Entries from a dataset of interfaces

'''

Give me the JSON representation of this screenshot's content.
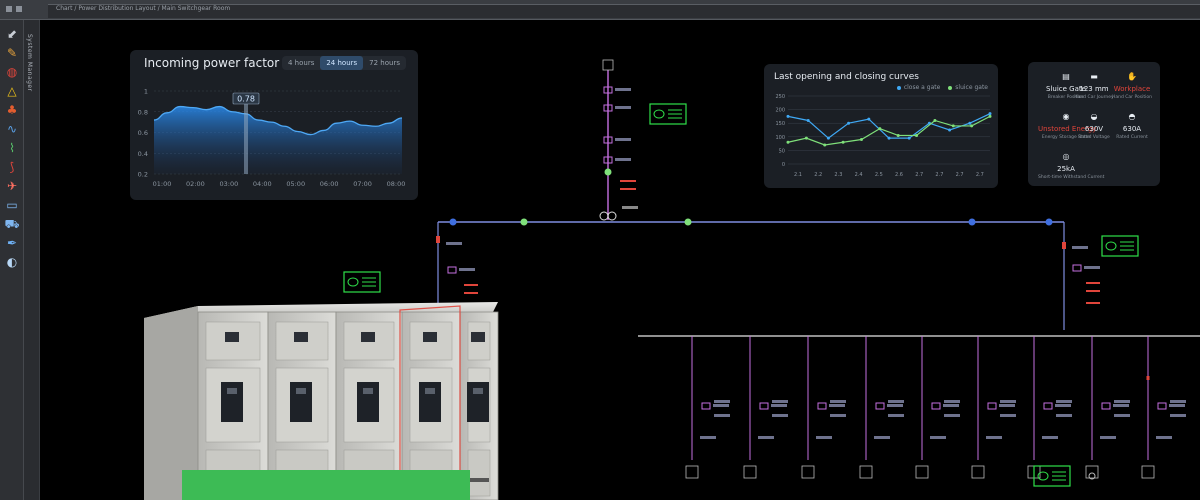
{
  "window": {
    "title": "Chart / Power Distribution Layout / Main Switchgear Room"
  },
  "left_toolbar": {
    "tools": [
      {
        "name": "selector-icon",
        "glyph": "⬋",
        "color": "#c9ced5"
      },
      {
        "name": "brush-icon",
        "glyph": "✎",
        "color": "#e6a23c"
      },
      {
        "name": "shapes-icon",
        "glyph": "◍",
        "color": "#e0453b"
      },
      {
        "name": "triangle-icon",
        "glyph": "△",
        "color": "#f0c419"
      },
      {
        "name": "tree-icon",
        "glyph": "♣",
        "color": "#e35d2f"
      },
      {
        "name": "wave-icon",
        "glyph": "∿",
        "color": "#5aa0e6"
      },
      {
        "name": "pulse-icon",
        "glyph": "⌇",
        "color": "#59c46b"
      },
      {
        "name": "hook-icon",
        "glyph": "⟆",
        "color": "#e0453b"
      },
      {
        "name": "plane-icon",
        "glyph": "✈",
        "color": "#ff6f61"
      },
      {
        "name": "battery-icon",
        "glyph": "▭",
        "color": "#7fb6f0"
      },
      {
        "name": "car-icon",
        "glyph": "⛟",
        "color": "#7fb6f0"
      },
      {
        "name": "pen-icon",
        "glyph": "✒",
        "color": "#6fb1f5"
      },
      {
        "name": "sim-icon",
        "glyph": "◐",
        "color": "#b8d7f5"
      }
    ],
    "side_tab_label": "System Manager"
  },
  "power_factor": {
    "title": "Incoming power factor",
    "ranges": [
      "4 hours",
      "24 hours",
      "72 hours"
    ],
    "selected_range": "24 hours",
    "cursor_value": "0.78",
    "colors": {
      "line": "#4ea8f5",
      "cursor": "#8fa6be"
    },
    "chart_data": {
      "type": "area",
      "x": [
        "01:00",
        "02:00",
        "03:00",
        "04:00",
        "05:00",
        "06:00",
        "07:00",
        "08:00"
      ],
      "y_ticks": [
        "0.2",
        "0.4",
        "0.6",
        "0.8",
        "1"
      ],
      "ylim": [
        0.2,
        1.0
      ],
      "series": [
        {
          "values": [
            0.72,
            0.79,
            0.85,
            0.84,
            0.82,
            0.85,
            0.8,
            0.78,
            0.72,
            0.7,
            0.66,
            0.61,
            0.58,
            0.62,
            0.69,
            0.71,
            0.67,
            0.66,
            0.69,
            0.74
          ]
        }
      ]
    }
  },
  "curves": {
    "title": "Last opening and closing curves",
    "legend": [
      {
        "label": "close a gate",
        "color": "#3fa9f5"
      },
      {
        "label": "sluice gate",
        "color": "#7fe07a"
      }
    ],
    "chart_data": {
      "type": "line",
      "categories": [
        "2.1",
        "2.2",
        "2.3",
        "2.4",
        "2.5",
        "2.6",
        "2.7",
        "2.7",
        "2.7",
        "2.7"
      ],
      "y_ticks": [
        "0",
        "50",
        "100",
        "150",
        "200",
        "250"
      ],
      "ylim": [
        0,
        250
      ],
      "series": [
        {
          "name": "close a gate",
          "values": [
            175,
            160,
            95,
            150,
            165,
            95,
            95,
            150,
            125,
            150,
            185
          ]
        },
        {
          "name": "sluice gate",
          "values": [
            80,
            95,
            70,
            80,
            90,
            130,
            105,
            105,
            160,
            140,
            140,
            175
          ]
        }
      ]
    }
  },
  "status": {
    "items": [
      {
        "icon": "clipboard-icon",
        "glyph": "▤",
        "value": "Sluice Gate",
        "sub": "Breaker Position",
        "warn": false
      },
      {
        "icon": "ruler-icon",
        "glyph": "▬",
        "value": "123 mm",
        "sub": "Hand Car Journey",
        "warn": false
      },
      {
        "icon": "hand-icon",
        "glyph": "✋",
        "value": "Workplace",
        "sub": "Hand Car Position",
        "warn": true
      },
      {
        "icon": "energy-icon",
        "glyph": "◉",
        "value": "Unstored Energy",
        "sub": "Energy Storage State",
        "warn": true
      },
      {
        "icon": "voltage-icon",
        "glyph": "◒",
        "value": "630V",
        "sub": "Rated Voltage",
        "warn": false
      },
      {
        "icon": "current-icon",
        "glyph": "◓",
        "value": "630A",
        "sub": "Rated Current",
        "warn": false
      },
      {
        "icon": "shield-icon",
        "glyph": "◎",
        "value": "25kA",
        "sub": "Short-time Withstand Current",
        "warn": false
      }
    ]
  },
  "diagram": {
    "colors": {
      "bus": "#7f8ee0",
      "branch": "#c56fe0",
      "node_blue": "#3f6fe0",
      "node_green": "#7fe07a",
      "tag_red": "#e0453b",
      "monitor": "#2fe04a",
      "white_bus": "#e6e6e6"
    }
  }
}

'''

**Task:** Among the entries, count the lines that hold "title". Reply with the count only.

**Answer:** 3